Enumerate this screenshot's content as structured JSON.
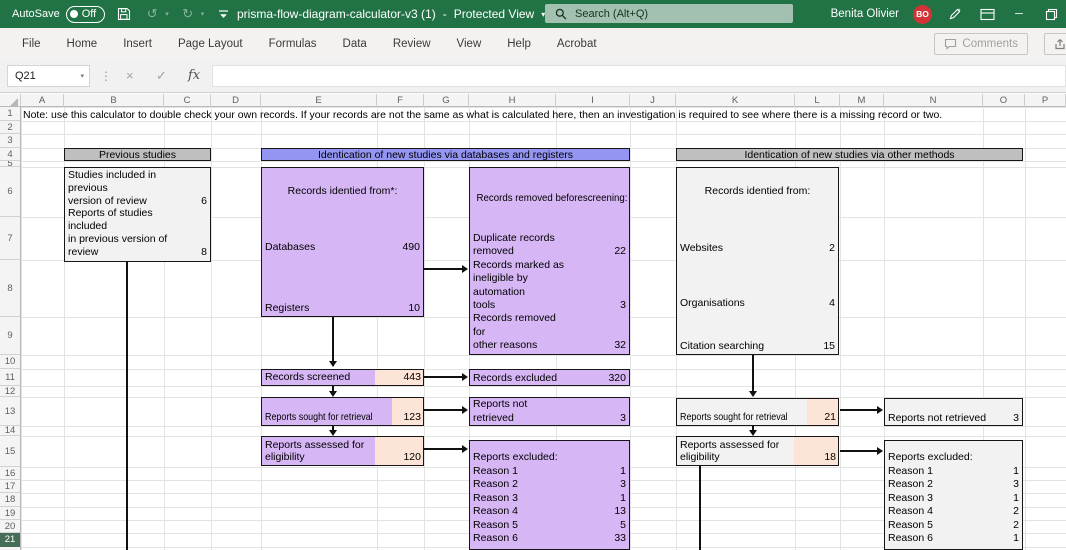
{
  "titlebar": {
    "autosave_label": "AutoSave",
    "autosave_state": "Off",
    "filename": "prisma-flow-diagram-calculator-v3 (1)",
    "separator": "-",
    "mode": "Protected View",
    "search_placeholder": "Search (Alt+Q)",
    "user_name": "Benita Olivier",
    "user_initials": "BO"
  },
  "icons": {
    "undo": "↺",
    "redo": "↻",
    "minimize": "─",
    "dots": "⋮",
    "cancel": "×",
    "enter": "✓",
    "fx": "fx",
    "caret": "▾"
  },
  "ribbon": {
    "tabs": [
      "File",
      "Home",
      "Insert",
      "Page Layout",
      "Formulas",
      "Data",
      "Review",
      "View",
      "Help",
      "Acrobat"
    ],
    "comments_label": "Comments",
    "share_label": "Share"
  },
  "formula_bar": {
    "name_box": "Q21",
    "formula_value": ""
  },
  "sheet": {
    "columns": [
      "A",
      "B",
      "C",
      "D",
      "E",
      "F",
      "G",
      "H",
      "I",
      "J",
      "K",
      "L",
      "M",
      "N",
      "O",
      "P"
    ],
    "rows": [
      "1",
      "2",
      "3",
      "4",
      "5",
      "6",
      "7",
      "8",
      "9",
      "10",
      "11",
      "12",
      "13",
      "14",
      "15",
      "16",
      "17",
      "18",
      "19",
      "20",
      "21"
    ],
    "active_row": "21",
    "note": "Note: use this calculator to double check your own records. If your records are not the same as what is calculated here, then an investigation is required to see where there is a missing record or two."
  },
  "diagram": {
    "headers": {
      "previous": "Previous studies",
      "databases": "Identication of new studies via databases and registers",
      "other": "Identication of new studies via other methods"
    },
    "previous_box": {
      "lines": [
        {
          "t": "Studies included in",
          "v": ""
        },
        {
          "t": "previous",
          "v": ""
        },
        {
          "t": "version of review",
          "v": "6"
        },
        {
          "t": "Reports of studies",
          "v": ""
        },
        {
          "t": "included",
          "v": ""
        },
        {
          "t": "in previous version of",
          "v": ""
        },
        {
          "t": "review",
          "v": "8"
        }
      ]
    },
    "records_identified": {
      "title": "Records identied from*:",
      "databases_label": "Databases",
      "databases_value": "490",
      "registers_label": "Registers",
      "registers_value": "10"
    },
    "records_removed": {
      "title": "Records removed beforescreening:",
      "lines": [
        {
          "t": "Duplicate records",
          "v": ""
        },
        {
          "t": "removed",
          "v": "22"
        },
        {
          "t": "Records marked as",
          "v": ""
        },
        {
          "t": "ineligible by",
          "v": ""
        },
        {
          "t": "automation",
          "v": ""
        },
        {
          "t": "tools",
          "v": "3"
        },
        {
          "t": "Records removed",
          "v": ""
        },
        {
          "t": "for",
          "v": ""
        },
        {
          "t": "other reasons",
          "v": "32"
        }
      ]
    },
    "records_identified_other": {
      "title": "Records identied from:",
      "websites_label": "Websites",
      "websites_value": "2",
      "organisations_label": "Organisations",
      "organisations_value": "4",
      "citation_label": "Citation searching",
      "citation_value": "15"
    },
    "records_screened": {
      "label": "Records screened",
      "value": "443"
    },
    "records_excluded": {
      "label": "Records excluded",
      "value": "320"
    },
    "reports_sought": {
      "label": "Reports sought for retrieval",
      "value": "123"
    },
    "reports_not_retrieved": {
      "line1": "Reports not",
      "line2": "retrieved",
      "value": "3"
    },
    "reports_assessed": {
      "line1": "Reports assessed for",
      "line2": "eligibility",
      "value": "120"
    },
    "reports_excluded": {
      "title": "Reports excluded:",
      "reasons": [
        {
          "t": "Reason 1",
          "v": "1"
        },
        {
          "t": "Reason 2",
          "v": "3"
        },
        {
          "t": "Reason 3",
          "v": "1"
        },
        {
          "t": "Reason 4",
          "v": "13"
        },
        {
          "t": "Reason 5",
          "v": "5"
        },
        {
          "t": "Reason 6",
          "v": "33"
        }
      ]
    },
    "reports_sought_right": {
      "label": "Reports sought for retrieval",
      "value": "21"
    },
    "reports_not_retrieved_right": {
      "label": "Reports not retrieved",
      "value": "3"
    },
    "reports_assessed_right": {
      "line1": "Reports assessed for",
      "line2": "eligibility",
      "value": "18"
    },
    "reports_excluded_right": {
      "title": "Reports excluded:",
      "reasons": [
        {
          "t": "Reason 1",
          "v": "1"
        },
        {
          "t": "Reason 2",
          "v": "3"
        },
        {
          "t": "Reason 3",
          "v": "1"
        },
        {
          "t": "Reason 4",
          "v": "2"
        },
        {
          "t": "Reason 5",
          "v": "2"
        },
        {
          "t": "Reason 6",
          "v": "1"
        }
      ]
    }
  },
  "colors": {
    "titlebar_green": "#217346",
    "purple_header": "#9494f2",
    "purple_box": "#d6b6f5",
    "peach": "#fce4d6",
    "gray_header": "#bfbfbf",
    "gray_box": "#f2f2f2",
    "avatar_red": "#d13438",
    "search_fill": "#a3c1b0"
  }
}
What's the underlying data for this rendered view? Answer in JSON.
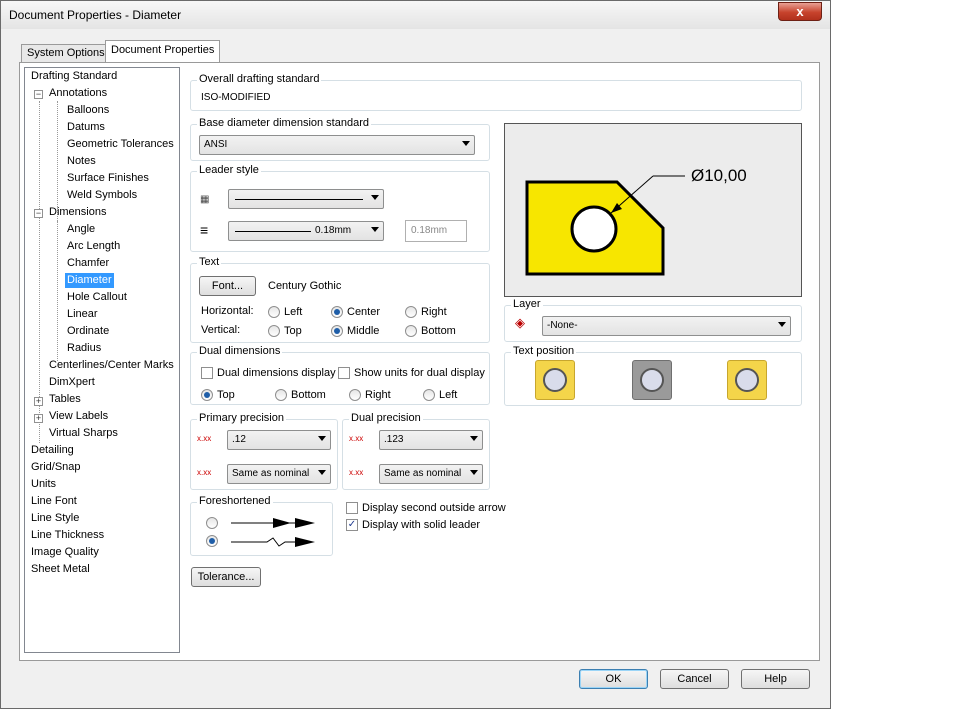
{
  "window": {
    "title": "Document Properties - Diameter",
    "close": "x"
  },
  "tabs": [
    {
      "label": "System Options"
    },
    {
      "label": "Document Properties"
    }
  ],
  "tree": {
    "items": [
      "Drafting Standard",
      "Annotations",
      "Balloons",
      "Datums",
      "Geometric Tolerances",
      "Notes",
      "Surface Finishes",
      "Weld Symbols",
      "Dimensions",
      "Angle",
      "Arc Length",
      "Chamfer",
      "Diameter",
      "Hole Callout",
      "Linear",
      "Ordinate",
      "Radius",
      "Centerlines/Center Marks",
      "DimXpert",
      "Tables",
      "View Labels",
      "Virtual Sharps",
      "Detailing",
      "Grid/Snap",
      "Units",
      "Line Font",
      "Line Style",
      "Line Thickness",
      "Image Quality",
      "Sheet Metal"
    ],
    "selected": "Diameter"
  },
  "overall": {
    "label": "Overall drafting standard",
    "value": "ISO-MODIFIED"
  },
  "base_diameter": {
    "label": "Base diameter dimension standard",
    "value": "ANSI"
  },
  "leader_style": {
    "label": "Leader style",
    "thickness": "0.18mm",
    "custom": "0.18mm"
  },
  "text": {
    "label": "Text",
    "font_button": "Font...",
    "font_name": "Century Gothic",
    "horizontal_label": "Horizontal:",
    "vertical_label": "Vertical:",
    "h_options": [
      "Left",
      "Center",
      "Right"
    ],
    "v_options": [
      "Top",
      "Middle",
      "Bottom"
    ]
  },
  "dual": {
    "label": "Dual dimensions",
    "display": "Dual dimensions display",
    "show_units": "Show units for dual display",
    "positions": [
      "Top",
      "Bottom",
      "Right",
      "Left"
    ]
  },
  "primary_precision": {
    "label": "Primary precision",
    "value": ".12",
    "tolerance": "Same as nominal"
  },
  "dual_precision": {
    "label": "Dual precision",
    "value": ".123",
    "tolerance": "Same as nominal"
  },
  "foreshortened": {
    "label": "Foreshortened"
  },
  "options": {
    "second_arrow": "Display second outside arrow",
    "solid_leader": "Display with solid leader"
  },
  "tolerance_button": "Tolerance...",
  "preview": {
    "dimension": "Ø10,00",
    "fill_color": "#f7e600"
  },
  "layer": {
    "label": "Layer",
    "value": "-None-"
  },
  "text_position": {
    "label": "Text position"
  },
  "buttons": {
    "ok": "OK",
    "cancel": "Cancel",
    "help": "Help"
  }
}
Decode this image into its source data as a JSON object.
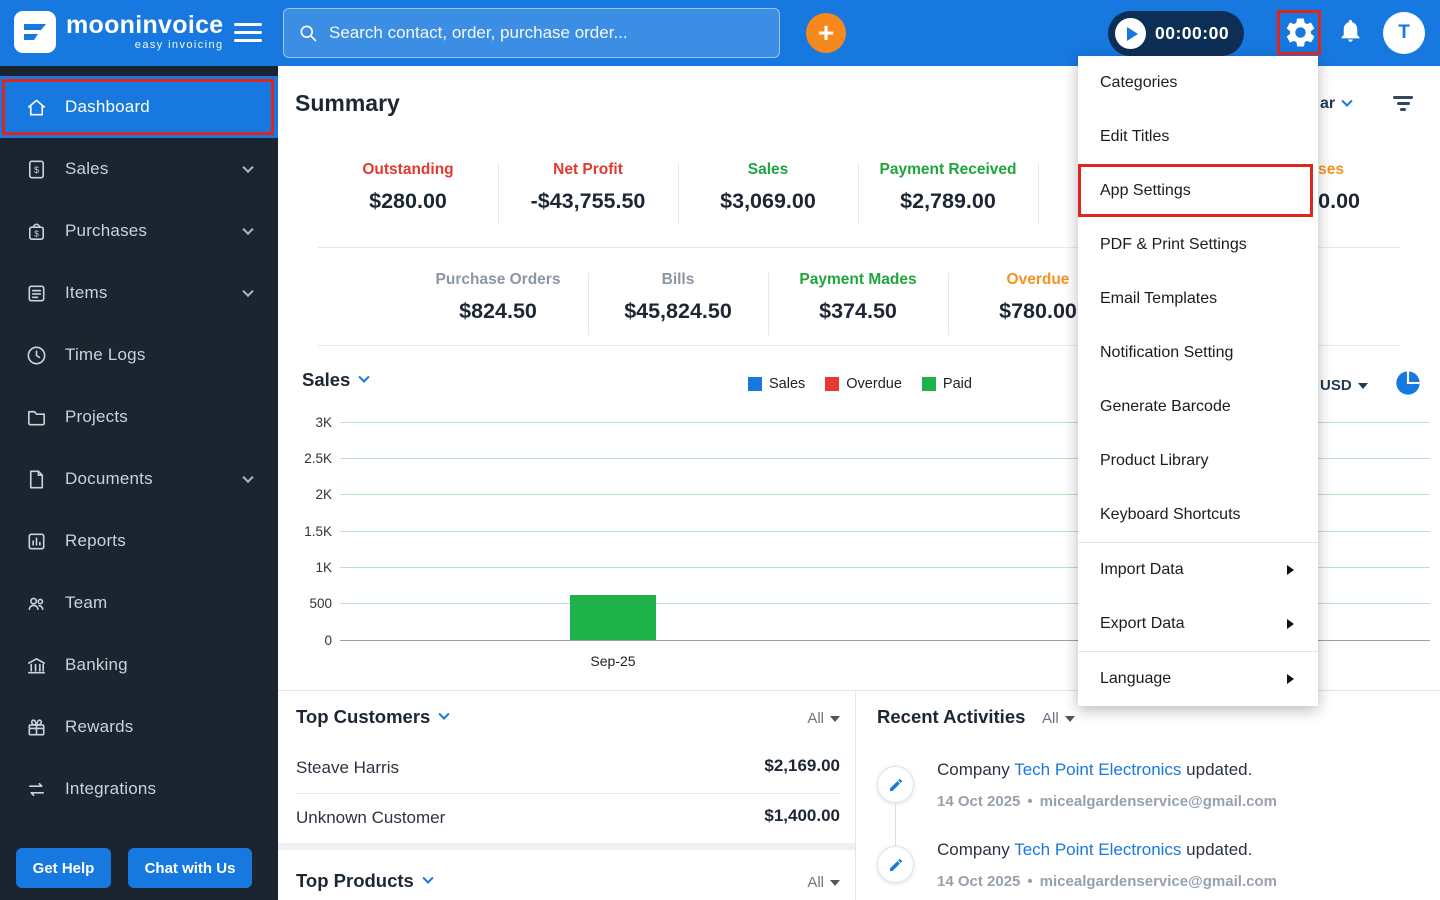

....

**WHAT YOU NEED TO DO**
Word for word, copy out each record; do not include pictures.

**FINISHED EXERCISE**
Enumerate this screenshot's content as structured JSON.
{
  "titlebar": {
    "autosave_label": "AutoSave",
    "autosave_state": "Off",
    "filename": "prisma-flow-diagram-calculator-v3 (1)",
    "separator": "-",
    "mode": "Protected View",
    "search_placeholder": "Search (Alt+Q)",
    "user_name": "Benita Olivier",
    "user_initials": "BO"
  },
  "icons": {
    "undo": "↺",
    "redo": "↻",
    "minimize": "─",
    "dots": "⋮",
    "cancel": "×",
    "enter": "✓",
    "fx": "fx",
    "caret": "▾"
  },
  "ribbon": {
    "tabs": [
      "File",
      "Home",
      "Insert",
      "Page Layout",
      "Formulas",
      "Data",
      "Review",
      "View",
      "Help",
      "Acrobat"
    ],
    "comments_label": "Comments",
    "share_label": "Share"
  },
  "formula_bar": {
    "name_box": "Q21",
    "formula_value": ""
  },
  "sheet": {
    "columns": [
      "A",
      "B",
      "C",
      "D",
      "E",
      "F",
      "G",
      "H",
      "I",
      "J",
      "K",
      "L",
      "M",
      "N",
      "O",
      "P"
    ],
    "rows": [
      "1",
      "2",
      "3",
      "4",
      "5",
      "6",
      "7",
      "8",
      "9",
      "10",
      "11",
      "12",
      "13",
      "14",
      "15",
      "16",
      "17",
      "18",
      "19",
      "20",
      "21"
    ],
    "active_row": "21",
    "note": "Note: use this calculator to double check your own records. If your records are not the same as what is calculated here, then an investigation is required to see where there is a missing record or two."
  },
  "diagram": {
    "headers": {
      "previous": "Previous studies",
      "databases": "Identication of new studies via databases and registers",
      "other": "Identication of new studies via other methods"
    },
    "previous_box": {
      "lines": [
        {
          "t": "Studies included in",
          "v": ""
        },
        {
          "t": "previous",
          "v": ""
        },
        {
          "t": "version of review",
          "v": "6"
        },
        {
          "t": "Reports of studies",
          "v": ""
        },
        {
          "t": "included",
          "v": ""
        },
        {
          "t": "in previous version of",
          "v": ""
        },
        {
          "t": "review",
          "v": "8"
        }
      ]
    },
    "records_identified": {
      "title": "Records identied from*:",
      "databases_label": "Databases",
      "databases_value": "490",
      "registers_label": "Registers",
      "registers_value": "10"
    },
    "records_removed": {
      "title": "Records removed beforescreening:",
      "lines": [
        {
          "t": "Duplicate records",
          "v": ""
        },
        {
          "t": "removed",
          "v": "22"
        },
        {
          "t": "Records marked as",
          "v": ""
        },
        {
          "t": "ineligible by",
          "v": ""
        },
        {
          "t": "automation",
          "v": ""
        },
        {
          "t": "tools",
          "v": "3"
        },
        {
          "t": "Records removed",
          "v": ""
        },
        {
          "t": "for",
          "v": ""
        },
        {
          "t": "other reasons",
          "v": "32"
        }
      ]
    },
    "records_identified_other": {
      "title": "Records identied from:",
      "websites_label": "Websites",
      "websites_value": "2",
      "organisations_label": "Organisations",
      "organisations_value": "4",
      "citation_label": "Citation searching",
      "citation_value": "15"
    },
    "records_screened": {
      "label": "Records screened",
      "value": "443"
    },
    "records_excluded": {
      "label": "Records excluded",
      "value": "320"
    },
    "reports_sought": {
      "label": "Reports sought for retrieval",
      "value": "123"
    },
    "reports_not_retrieved": {
      "line1": "Reports not",
      "line2": "retrieved",
      "value": "3"
    },
    "reports_assessed": {
      "line1": "Reports assessed for",
      "line2": "eligibility",
      "value": "120"
    },
    "reports_excluded": {
      "title": "Reports excluded:",
      "reasons": [
        {
          "t": "Reason 1",
          "v": "1"
        },
        {
          "t": "Reason 2",
          "v": "3"
        },
        {
          "t": "Reason 3",
          "v": "1"
        },
        {
          "t": "Reason 4",
          "v": "13"
        },
        {
          "t": "Reason 5",
          "v": "5"
        },
        {
          "t": "Reason 6",
          "v": "33"
        }
      ]
    },
    "reports_sought_right": {
      "label": "Reports sought for retrieval",
      "value": "21"
    },
    "reports_not_retrieved_right": {
      "label": "Reports not retrieved",
      "value": "3"
    },
    "reports_assessed_right": {
      "line1": "Reports assessed for",
      "line2": "eligibility",
      "value": "18"
    },
    "reports_excluded_right": {
      "title": "Reports excluded:",
      "reasons": [
        {
          "t": "Reason 1",
          "v": "1"
        },
        {
          "t": "Reason 2",
          "v": "3"
        },
        {
          "t": "Reason 3",
          "v": "1"
        },
        {
          "t": "Reason 4",
          "v": "2"
        },
        {
          "t": "Reason 5",
          "v": "2"
        },
        {
          "t": "Reason 6",
          "v": "1"
        }
      ]
    }
  },
  "colors": {
    "titlebar_green": "#217346",
    "purple_header": "#9494f2",
    "purple_box": "#d6b6f5",
    "peach": "#fce4d6",
    "gray_header": "#bfbfbf",
    "gray_box": "#f2f2f2",
    "avatar_red": "#d13438",
    "search_fill": "#a3c1b0"
  }
}
What's the underlying data for this rendered view? Answer in JSON.
{
  "window": {
    "title": "Document Properties - Diameter",
    "close": "x"
  },
  "tabs": [
    {
      "label": "System Options"
    },
    {
      "label": "Document Properties"
    }
  ],
  "tree": {
    "items": [
      "Drafting Standard",
      "Annotations",
      "Balloons",
      "Datums",
      "Geometric Tolerances",
      "Notes",
      "Surface Finishes",
      "Weld Symbols",
      "Dimensions",
      "Angle",
      "Arc Length",
      "Chamfer",
      "Diameter",
      "Hole Callout",
      "Linear",
      "Ordinate",
      "Radius",
      "Centerlines/Center Marks",
      "DimXpert",
      "Tables",
      "View Labels",
      "Virtual Sharps",
      "Detailing",
      "Grid/Snap",
      "Units",
      "Line Font",
      "Line Style",
      "Line Thickness",
      "Image Quality",
      "Sheet Metal"
    ],
    "selected": "Diameter"
  },
  "overall": {
    "label": "Overall drafting standard",
    "value": "ISO-MODIFIED"
  },
  "base_diameter": {
    "label": "Base diameter dimension standard",
    "value": "ANSI"
  },
  "leader_style": {
    "label": "Leader style",
    "thickness": "0.18mm",
    "custom": "0.18mm"
  },
  "text": {
    "label": "Text",
    "font_button": "Font...",
    "font_name": "Century Gothic",
    "horizontal_label": "Horizontal:",
    "vertical_label": "Vertical:",
    "h_options": [
      "Left",
      "Center",
      "Right"
    ],
    "v_options": [
      "Top",
      "Middle",
      "Bottom"
    ]
  },
  "dual": {
    "label": "Dual dimensions",
    "display": "Dual dimensions display",
    "show_units": "Show units for dual display",
    "positions": [
      "Top",
      "Bottom",
      "Right",
      "Left"
    ]
  },
  "primary_precision": {
    "label": "Primary precision",
    "value": ".12",
    "tolerance": "Same as nominal"
  },
  "dual_precision": {
    "label": "Dual precision",
    "value": ".123",
    "tolerance": "Same as nominal"
  },
  "foreshortened": {
    "label": "Foreshortened"
  },
  "options": {
    "second_arrow": "Display second outside arrow",
    "solid_leader": "Display with solid leader"
  },
  "tolerance_button": "Tolerance...",
  "preview": {
    "dimension": "Ø10,00",
    "fill_color": "#f7e600"
  },
  "layer": {
    "label": "Layer",
    "value": "-None-"
  },
  "text_position": {
    "label": "Text position"
  },
  "buttons": {
    "ok": "OK",
    "cancel": "Cancel",
    "help": "Help"
  }
}
Decode this image into its source data as a JSON object.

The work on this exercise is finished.